Read more: Luke Evans: I wouldn’t have a career if I wasn’t allowed to play straight roles

Evans’ own career path has recently led to the release of a second album, A Song For You, featuring duets with Nicole Kidman and Charlotte Church. At Christmas, he will perform at a BBC Two concert, duetting with a range of stars, from Olly Murs and Beverley Knight, to LeAnn Rimes and Nicole Scherzinger.

In the audience of his show will also be Evans’ family and some of the “amazing” friends he made at 16.

“They are still in my life,” he said. “For me, that means much more than any success is that you hold on to the things that got you there because I feel that that's something that is very easy to forget in this business.”

Luke Evans is close to his parents and was delighted to pay off their mortgage for them. (Getty Images)
Luke Evans is close to his parents and was delighted to pay off their mortgage for them. (Getty Images)

His remains close to his parents, and has used his success to pay off their mortgage. “You can have all the success in the world,” he told Thornton on White Wine Question Time. “Happiness comes from knowing that your family are healthy and safe.”

Read more: Luke Evans: I'll never be tipped to play James Bond again

With an unstoppable career under his belt, he has come a long away from the young doorman freezing outside a London nightclub, dreaming of the future. He has no regrets about that time in his life.

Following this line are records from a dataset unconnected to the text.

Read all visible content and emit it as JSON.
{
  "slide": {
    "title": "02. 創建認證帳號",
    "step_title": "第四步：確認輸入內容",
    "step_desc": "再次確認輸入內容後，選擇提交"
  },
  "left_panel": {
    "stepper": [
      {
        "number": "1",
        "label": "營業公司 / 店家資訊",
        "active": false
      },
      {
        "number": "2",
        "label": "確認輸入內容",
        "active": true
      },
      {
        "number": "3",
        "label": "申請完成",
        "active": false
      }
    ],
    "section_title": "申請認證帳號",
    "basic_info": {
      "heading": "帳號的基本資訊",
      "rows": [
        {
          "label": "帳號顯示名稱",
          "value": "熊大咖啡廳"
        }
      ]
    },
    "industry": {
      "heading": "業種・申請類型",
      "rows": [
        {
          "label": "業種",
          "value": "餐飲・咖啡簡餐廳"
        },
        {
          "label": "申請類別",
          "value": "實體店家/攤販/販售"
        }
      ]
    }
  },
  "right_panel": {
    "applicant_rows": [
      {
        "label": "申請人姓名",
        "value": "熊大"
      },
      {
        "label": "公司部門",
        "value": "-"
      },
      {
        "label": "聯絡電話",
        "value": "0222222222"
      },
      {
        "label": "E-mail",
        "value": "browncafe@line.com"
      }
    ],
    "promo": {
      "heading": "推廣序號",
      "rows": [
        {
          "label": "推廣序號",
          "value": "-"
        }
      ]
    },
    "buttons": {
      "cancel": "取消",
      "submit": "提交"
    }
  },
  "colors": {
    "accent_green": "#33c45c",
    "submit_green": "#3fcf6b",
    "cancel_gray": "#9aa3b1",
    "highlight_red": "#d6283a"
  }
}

“I think sometimes work and not the job that you want to do in life, is the thing that kicks you into wanting, to fighting, for the thing that you want to do,” he said. “The most humble of jobs are the ones that educate you the most, because without those jobs… you don't know what it is to struggle.”